Among the things we like best about late winter and early spring are the blooming, flowering trees and shrubs that proudly announce that summer is just around the corner.
We’re not talking about the crape myrtles, southern magnolias, and fringe trees that bloom later in mid-spring and early summer. Dogwoods, redbuds, Japanese magnolias, flowering plums, and cherries are also among the earliest bloomers that flaunt the first bright colors of the year.
In USDA Zones 8-10 the redbuds, wild plums, crabapples, flowering cherries, and Japanese magnolias start blooming in January and February. Formosan cherry is typically the first of them all. Later in the colder months the dogwoods, Walter viburnum, peach trees, apple trees, and fringe trees also begin to flourish.
The earliest bloomers tend to be small trees or large shrubs since they fit nicely in the home landscape. Therefore, position them in the front yard so your neighbors can appreciate them too. Most of the earliest flowering trees are deciduous and their blossoms open along bare branches before the leaves appear. While other early blooming trees continue to show off their color when leaves begin to turn shades of yellow, orange or red.
Perfect Plants offers two varieties of redbud — Eastern redbud (Cercis canadensis) and Forest Pansy redbud (Cercis Canadensis ‘Forest Pansy’), one of the earliest blooming North American natives. Forest Pansy redbud has leaves that emerge (after the flowers) red-purple, gradually changing to a dark maroon-green in summer. In the fall, they develope splashes of yellow and orange before dropping. Redbuds are so-often situated near dogwoods that it seems like they grow together – and in nature they often do. Perfect Plants offers the standard flowering dogwood (Cornus florida) as well as a lovely pink-flowered variety. With its beautiful maroon tinged leaves throughout the summer, the crabapple hybrid, Summer Wonder (Malus ‘Summer Wonder’), is an early spring bloomer like the regular crabapple.
The earliest flowering tree is the Formosan cherry (Prunus campanulata), often mistaken for a redbud.

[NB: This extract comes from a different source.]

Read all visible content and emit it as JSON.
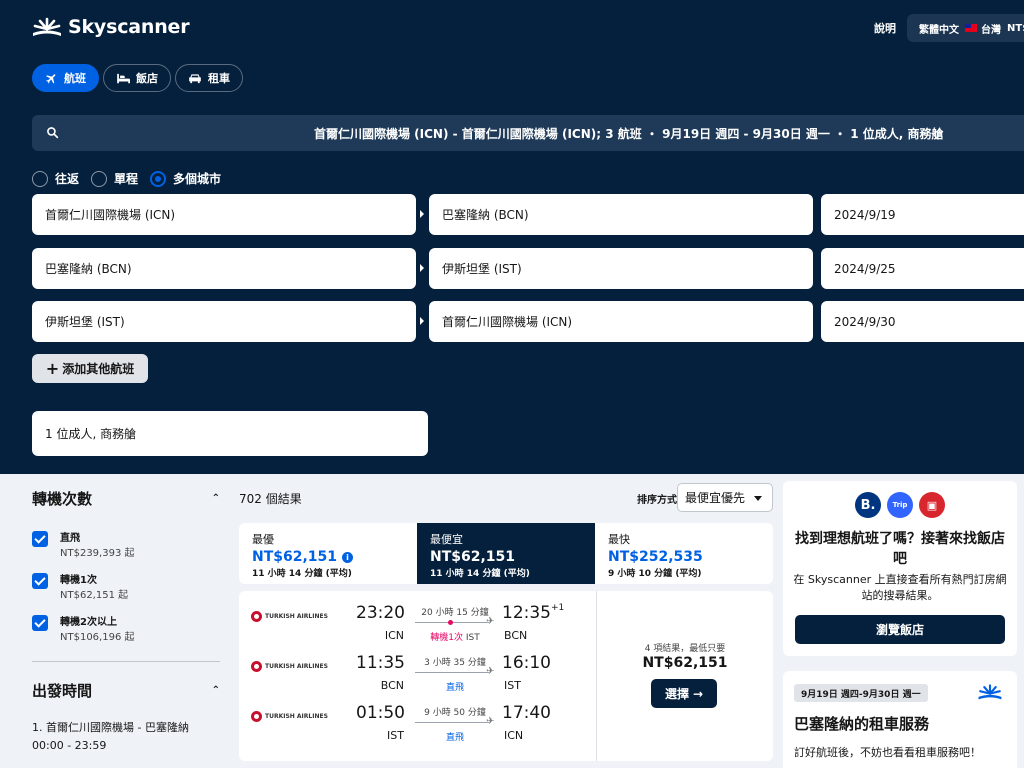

Here in North Florida, we sometimes see these flowering in peoples’ yards in mid-January. Chickasaw Plum (Prunus angustifolia), seen most often on country roadsides throughout much of the United States is another American native that is of the first harbingers of spring. They are easy to care for and make great additions to the home landscape.
The Japanese magnolias, with their big, upright purple, pink or magenta flowers always turn heads in early spring. Japanese magnolia (Magnolia liliiflora), star magnolia (M. stellata) and the hybrid, saucer magnolia (M. x soulangeana), are some of the most vibrant flowering trees in this popular group. In its hardiness zone the Japanese magnolia often begins to bloom before any of the native American trees.